I was using a Fender Vibrolux with two 10-inch speakers. There was enough power there for me. If I had to play the Colisseum or something, I’d just mic it through another amp. I’ve tried most of the big ones, but they’re not for me. They don’t have the sound. They’re good for feedback and so on, but I can’t see much reason why you need all that power. Like I’ll see some of these kids in a club that will seat maybe a hundred people, and they’re up there with ten Marshalls—wall-to-wall amplifiers—and the son-of-a-guns will be wide open. I can’t see any reason for it.
Do you prefer any special brand of speakers or speaker set-up?
I know very little about electronics and different speakers. I just know when the sound is right. If I can get the right amplifier, I’m satisfied with the way the company makes the speakers. They know more about it than I do. But I do think some of the old instruments were better. I think they try to make them too perfect, and it ruins a lot of the good qualities—like the Magnetones. They’ve been changing them every year, but they’ve never equaled the old ones. And like Fender—you can’t find much room to improve an old Fender Bassman. Even though they made a new one, I think the old ones are best. It’s the same with guitars. The companies ought to wise up and reproduce the old ones. I remember when I used to go out and buy brand new Telecasters for $140. A white maple-neck Telecaster with case.
Roy, do you read music, or just pick tunes off the radio by ear?
Well, I don’t read, and I don’t listen to the radio. If I decide I want a new lick, I just lay in bed and think of it. Don’t even need an instrument. Some of my best licks I can just think. Some of them aren’t good, though, but when I try them out on the guitar, I know whether to keep them or not.
Why do you keep changing the structures of the songs you play over and over?
To keep it from getting monotonous. I may play them the same way, but I prefer to change them.
It was reported that you had your first solo album planned to come out in February of 1971. What happened?
I canned it, because it was overdone. It had me sounding like too many other people—the Beatles, Cream, Hendrix—and I don’t want to copy other cats. Everything I did on the first album was like show. I would go down to Nashville, and the tracks would already be made, and all I had to do was put the guitar part on. And they would sit there and say this is what we want you to put on it. Then, after I got through, I called the record company and told them I was dissatisfied. They asked if I thought I could do better, and I said, “Yes.” So I made some dubs and sent them to them, and they said, “Okay, we’ll do it your way.” I want a little jazz, a little country, and a little blues.
Is there any particular musician you’d like to work with?
Yeah. Barney Kessel. He’s great. I’d be ashamed to try to duplicate what he’s doing in front of him, but I’d play my own thing. I’ve got some ideas of my own that would go along with his. I think jazz could be funkier, for one thing. It’s possible to add jazz and rock together, in spite of what some people say. You just have to know how to do it.
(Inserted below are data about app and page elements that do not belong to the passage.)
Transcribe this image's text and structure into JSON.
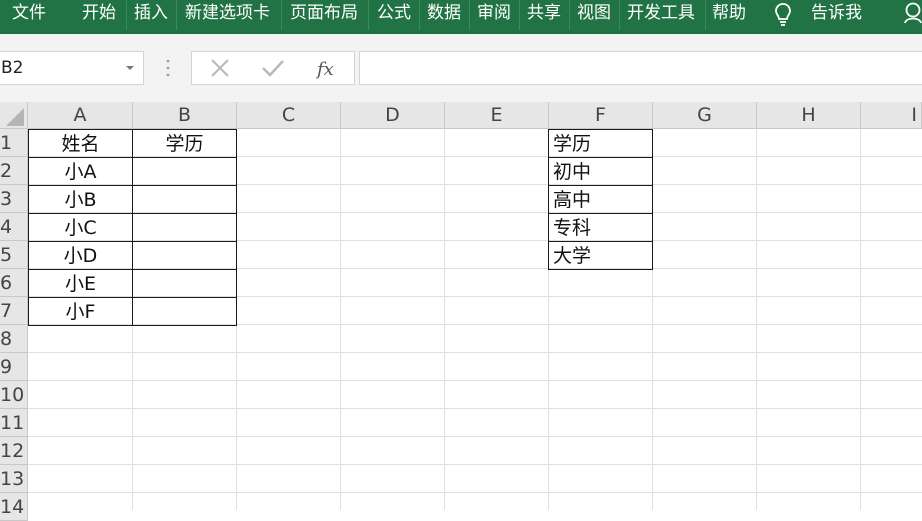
{
  "ribbon": {
    "tabs": [
      "文件",
      "开始",
      "插入",
      "新建选项卡",
      "页面布局",
      "公式",
      "数据",
      "审阅",
      "共享",
      "视图",
      "开发工具",
      "帮助"
    ],
    "tell_me": "告诉我"
  },
  "formula_bar": {
    "name_box": "B2",
    "formula": ""
  },
  "columns": [
    "A",
    "B",
    "C",
    "D",
    "E",
    "F",
    "G",
    "H",
    "I"
  ],
  "rows": [
    "1",
    "2",
    "3",
    "4",
    "5",
    "6",
    "7",
    "8",
    "9",
    "10",
    "11",
    "12",
    "13",
    "14"
  ],
  "table_a_b": {
    "headers": {
      "A": "姓名",
      "B": "学历"
    },
    "names": [
      "小A",
      "小B",
      "小C",
      "小D",
      "小E",
      "小F"
    ]
  },
  "table_f": {
    "header": "学历",
    "items": [
      "初中",
      "高中",
      "专科",
      "大学"
    ]
  },
  "colors": {
    "ribbon": "#217346",
    "header_bg": "#e6e6e6",
    "gridline": "#e0e0e0"
  }
}
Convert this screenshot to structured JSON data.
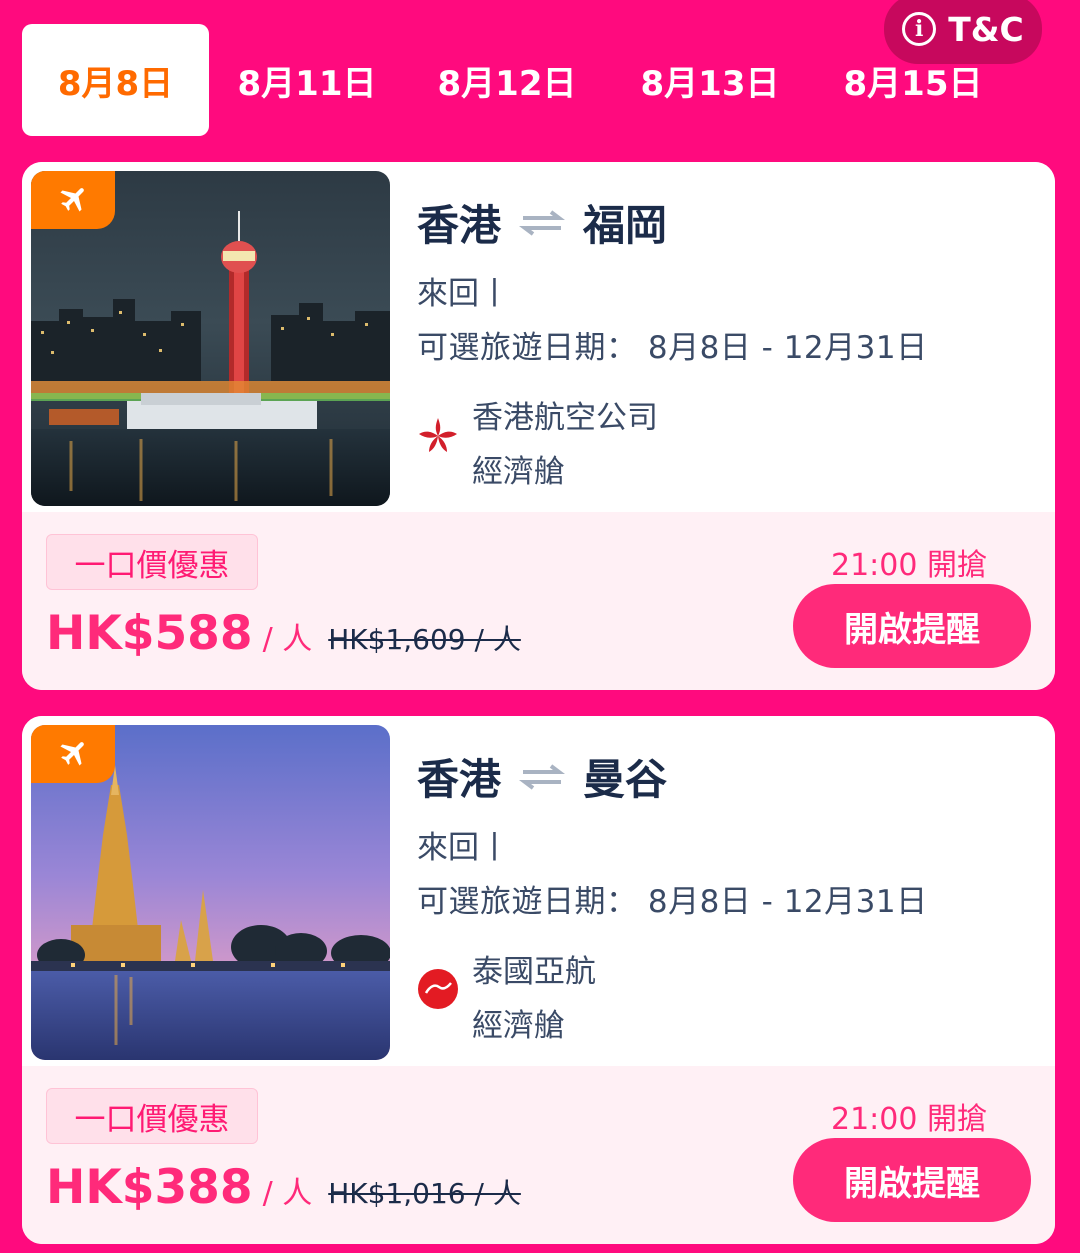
{
  "tc": {
    "label": "T&C"
  },
  "tabs": [
    {
      "label": "8月8日",
      "active": true
    },
    {
      "label": "8月11日",
      "active": false
    },
    {
      "label": "8月12日",
      "active": false
    },
    {
      "label": "8月13日",
      "active": false
    },
    {
      "label": "8月15日",
      "active": false
    }
  ],
  "deals": [
    {
      "origin": "香港",
      "destination": "福岡",
      "trip": "來回丨",
      "dates": "可選旅遊日期： 8月8日  - 12月31日",
      "airline": "香港航空公司",
      "cabin": "經濟艙",
      "badge": "一口價優惠",
      "price": "HK$588",
      "unit": "/ 人",
      "original_price": "HK$1,609 / 人",
      "start_time": "21:00 開搶",
      "button": "開啟提醒"
    },
    {
      "origin": "香港",
      "destination": "曼谷",
      "trip": "來回丨",
      "dates": "可選旅遊日期： 8月8日  - 12月31日",
      "airline": "泰國亞航",
      "cabin": "經濟艙",
      "badge": "一口價優惠",
      "price": "HK$388",
      "unit": "/ 人",
      "original_price": "HK$1,016 / 人",
      "start_time": "21:00 開搶",
      "button": "開啟提醒"
    }
  ],
  "colors": {
    "brand": "#ff0a7e",
    "accent_orange": "#ff7a00",
    "price_pink": "#ff2a7a"
  }
}
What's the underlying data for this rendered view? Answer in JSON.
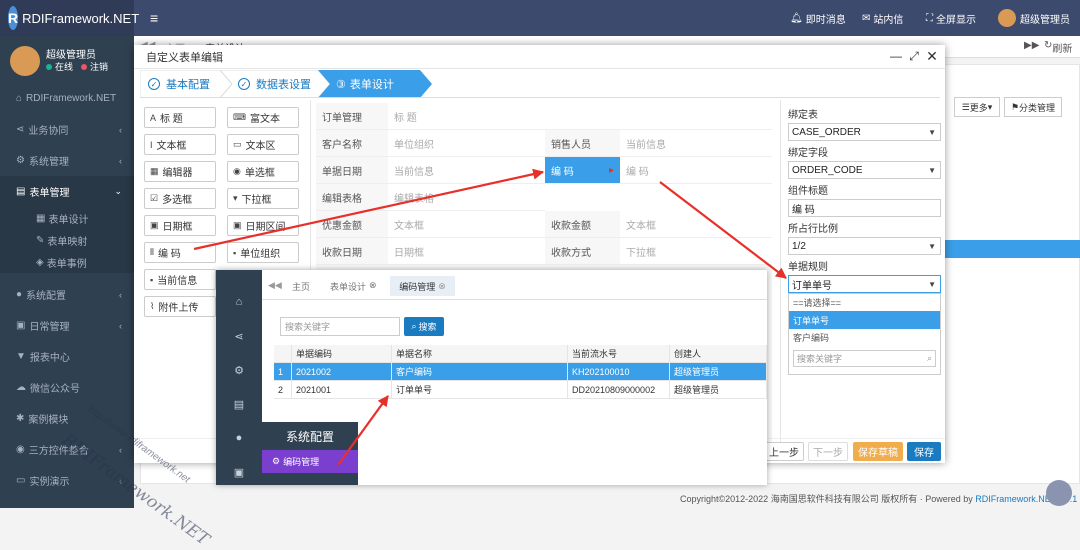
{
  "app": {
    "brand": "RDIFramework.NET"
  },
  "topbar": {
    "items": [
      "即时消息",
      "站内信",
      "全屏显示",
      "超级管理员"
    ]
  },
  "user": {
    "name": "超级管理员",
    "status": "在线",
    "logout": "注销"
  },
  "sidebar": {
    "items": [
      "RDIFramework.NET",
      "业务协同",
      "系统管理",
      "表单管理",
      "系统配置",
      "日常管理",
      "报表中心",
      "微信公众号",
      "案例模块",
      "三方控件整合",
      "实例演示"
    ],
    "subitems": [
      "表单设计",
      "表单映射",
      "表单事例"
    ]
  },
  "bg": {
    "tabs": [
      "主页",
      "表单设计"
    ],
    "refresh": "刷新",
    "more": "更多",
    "category": "分类管理"
  },
  "modal": {
    "title": "自定义表单编辑",
    "steps": [
      "基本配置",
      "数据表设置",
      "表单设计"
    ],
    "step3_num": "③",
    "controls": [
      "标 题",
      "富文本",
      "文本框",
      "文本区",
      "编辑器",
      "单选框",
      "多选框",
      "下拉框",
      "日期框",
      "日期区间",
      "编 码",
      "单位组织",
      "当前信息",
      "附件上传"
    ],
    "form": {
      "title_row": {
        "label": "订单管理",
        "value": "标 题"
      },
      "rows": [
        [
          "客户名称",
          "单位组织",
          "销售人员",
          "当前信息"
        ],
        [
          "单据日期",
          "当前信息",
          "编 码",
          "编 码"
        ],
        [
          "编辑表格",
          "编辑表格",
          "",
          ""
        ],
        [
          "优惠金额",
          "文本框",
          "收款金额",
          "文本框"
        ],
        [
          "收款日期",
          "日期框",
          "收款方式",
          "下拉框"
        ]
      ]
    },
    "props": {
      "bind_table_label": "绑定表",
      "bind_table": "CASE_ORDER",
      "bind_field_label": "绑定字段",
      "bind_field": "ORDER_CODE",
      "comp_title_label": "组件标题",
      "comp_title": "编 码",
      "ratio_label": "所占行比例",
      "ratio": "1/2",
      "rule_label": "单据规则",
      "rule": "订单单号",
      "options": [
        "==请选择==",
        "订单单号",
        "客户编码"
      ],
      "search_placeholder": "搜索关键字"
    },
    "buttons": {
      "prev": "上一步",
      "next": "下一步",
      "draft": "保存草稿",
      "save": "保存"
    }
  },
  "inset": {
    "tabs": [
      "主页",
      "表单设计",
      "编码管理"
    ],
    "search_placeholder": "搜索关键字",
    "search_btn": "搜索",
    "menu_title": "系统配置",
    "menu_item": "编码管理",
    "columns": [
      "单据编码",
      "单据名称",
      "当前流水号",
      "创建人"
    ],
    "rows": [
      [
        "1",
        "2021002",
        "客户编码",
        "KH202100010",
        "超级管理员"
      ],
      [
        "2",
        "2021001",
        "订单单号",
        "DD20210809000002",
        "超级管理员"
      ]
    ]
  },
  "watermark": {
    "line1": "RDIFramework.NET",
    "line2": "http://www.rdiframework.net"
  },
  "footer": {
    "copyright": "Copyright©2012-2022 海南国思软件科技有限公司 版权所有 · Powered by",
    "brand": "RDIFramework.NET-V5.1"
  },
  "colors": {
    "topbar": "#3c4a6e",
    "sidebar": "#2f4050",
    "accent": "#1a7bc0",
    "active_row": "#3a9fe8",
    "arrow": "#e8302a",
    "draft": "#f0ad4e",
    "menu_active": "#7b3fd0"
  }
}
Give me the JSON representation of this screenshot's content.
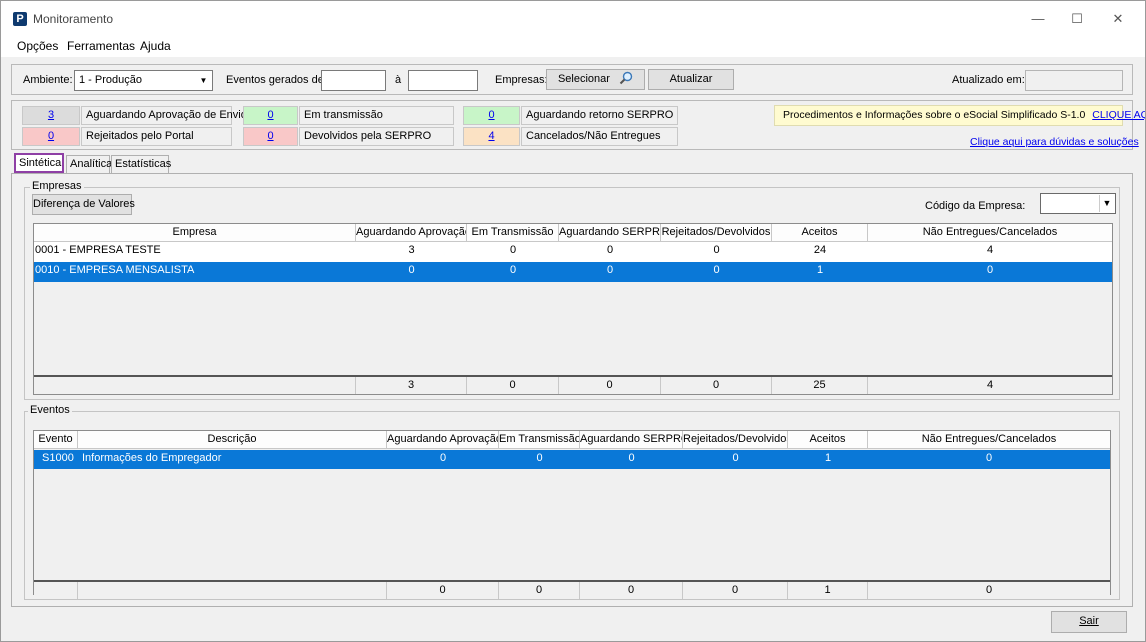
{
  "window": {
    "title": "Monitoramento",
    "app_icon": "P",
    "controls": {
      "minimize": "—",
      "maximize": "☐",
      "close": "✕"
    }
  },
  "menu": [
    "Opções",
    "Ferramentas",
    "Ajuda"
  ],
  "toolbar": {
    "ambiente_label": "Ambiente:",
    "ambiente_value": "1 - Produção",
    "eventos_label": "Eventos gerados de:",
    "a_label": "à",
    "empresas_label": "Empresas:",
    "selecionar_label": "Selecionar",
    "atualizar_label": "Atualizar",
    "atualizado_label": "Atualizado em:"
  },
  "counters": [
    {
      "value": "3",
      "label": "Aguardando Aprovação de Envio",
      "color": "#dcdcdc"
    },
    {
      "value": "0",
      "label": "Em transmissão",
      "color": "#c8f5c8"
    },
    {
      "value": "0",
      "label": "Aguardando retorno SERPRO",
      "color": "#c8f5c8"
    },
    {
      "value": "0",
      "label": "Rejeitados pelo Portal",
      "color": "#f9c8c8"
    },
    {
      "value": "0",
      "label": "Devolvidos pela SERPRO",
      "color": "#f9c8c8"
    },
    {
      "value": "4",
      "label": "Cancelados/Não Entregues",
      "color": "#fbe2c4"
    }
  ],
  "info": {
    "text": "Procedimentos e Informações sobre o eSocial Simplificado S-1.0",
    "link": "CLIQUE AQUI",
    "help_link": "Clique aqui para dúvidas e soluções"
  },
  "tabs": [
    "Sintética",
    "Analítica",
    "Estatísticas"
  ],
  "empresas": {
    "group_title": "Empresas",
    "diff_button": "Diferença de Valores",
    "codigo_label": "Código da Empresa:",
    "columns": [
      "Empresa",
      "Aguardando Aprovação",
      "Em Transmissão",
      "Aguardando SERPRO",
      "Rejeitados/Devolvidos",
      "Aceitos",
      "Não Entregues/Cancelados"
    ],
    "rows": [
      [
        "0001 - EMPRESA TESTE",
        "3",
        "0",
        "0",
        "0",
        "24",
        "4"
      ],
      [
        "0010 - EMPRESA MENSALISTA",
        "0",
        "0",
        "0",
        "0",
        "1",
        "0"
      ]
    ],
    "totals": [
      "",
      "3",
      "0",
      "0",
      "0",
      "25",
      "4"
    ]
  },
  "eventos": {
    "group_title": "Eventos",
    "columns": [
      "Evento",
      "Descrição",
      "Aguardando Aprovação",
      "Em Transmissão",
      "Aguardando SERPRO",
      "Rejeitados/Devolvidos",
      "Aceitos",
      "Não Entregues/Cancelados"
    ],
    "rows": [
      [
        "S1000",
        "Informações do Empregador",
        "0",
        "0",
        "0",
        "0",
        "1",
        "0"
      ]
    ],
    "totals": [
      "",
      "",
      "0",
      "0",
      "0",
      "0",
      "1",
      "0"
    ]
  },
  "footer": {
    "sair_label": "Sair"
  }
}
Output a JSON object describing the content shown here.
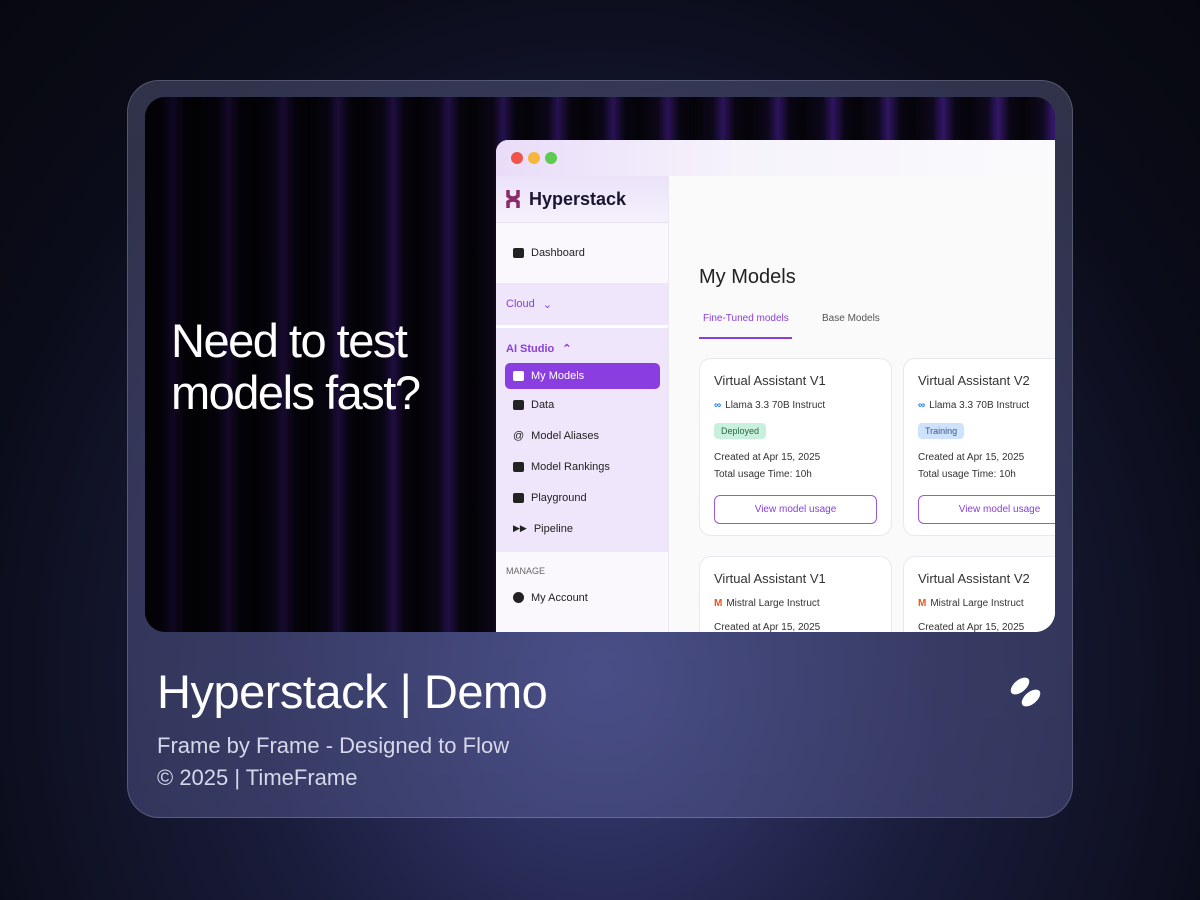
{
  "hero": {
    "headline_line1": "Need to test",
    "headline_line2": "models fast?"
  },
  "app": {
    "brand": "Hyperstack",
    "sidebar": {
      "dashboard": "Dashboard",
      "cloud": "Cloud",
      "ai_studio": "AI Studio",
      "items": [
        "My Models",
        "Data",
        "Model Aliases",
        "Model Rankings",
        "Playground",
        "Pipeline"
      ],
      "manage": "MANAGE",
      "my_account": "My Account"
    },
    "page_title": "My Models",
    "tabs": [
      "Fine-Tuned models",
      "Base Models"
    ],
    "cards": [
      {
        "name": "Virtual Assistant V1",
        "model": "Llama 3.3 70B Instruct",
        "status": "Deployed",
        "created": "Created at Apr 15, 2025",
        "usage": "Total usage Time: 10h",
        "button": "View model usage"
      },
      {
        "name": "Virtual Assistant V2",
        "model": "Llama 3.3 70B Instruct",
        "status": "Training",
        "created": "Created at Apr 15, 2025",
        "usage": "Total usage Time: 10h",
        "button": "View model usage"
      },
      {
        "name": "Virtual Assistant V1",
        "model": "Mistral Large Instruct",
        "created": "Created at Apr 15, 2025"
      },
      {
        "name": "Virtual Assistant V2",
        "model": "Mistral Large Instruct",
        "created": "Created at Apr 15, 2025"
      }
    ]
  },
  "footer": {
    "title": "Hyperstack | Demo",
    "tagline": "Frame by Frame - Designed to Flow",
    "copyright": "© 2025 | TimeFrame"
  },
  "colors": {
    "accent": "#8b3ee0",
    "deployed": "#c9f0dc",
    "training": "#cfe2fb"
  }
}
Do you have any advice for young guitarists?
If I had it all to do over again, I’d probably learn to read music. And I’d spend more time practicing, and learning harmony and theory. The more you know about it, the better off you are. But also add your own things to it.
It has been said that if a man knows more about the theory of music, he would play different, with less feeling.
No, that’s not true. The more knowledge you’ve got, the better you can do it. Sure, sometimes, you have to remember how you felt before, but it’s a matter of using what you learn. If you can’t do that, you might as well say you could play better 15 years ago than you can now. See what I mean? That’s learning, too.
Originally appeared in the March 1972 issue of Guitar Player.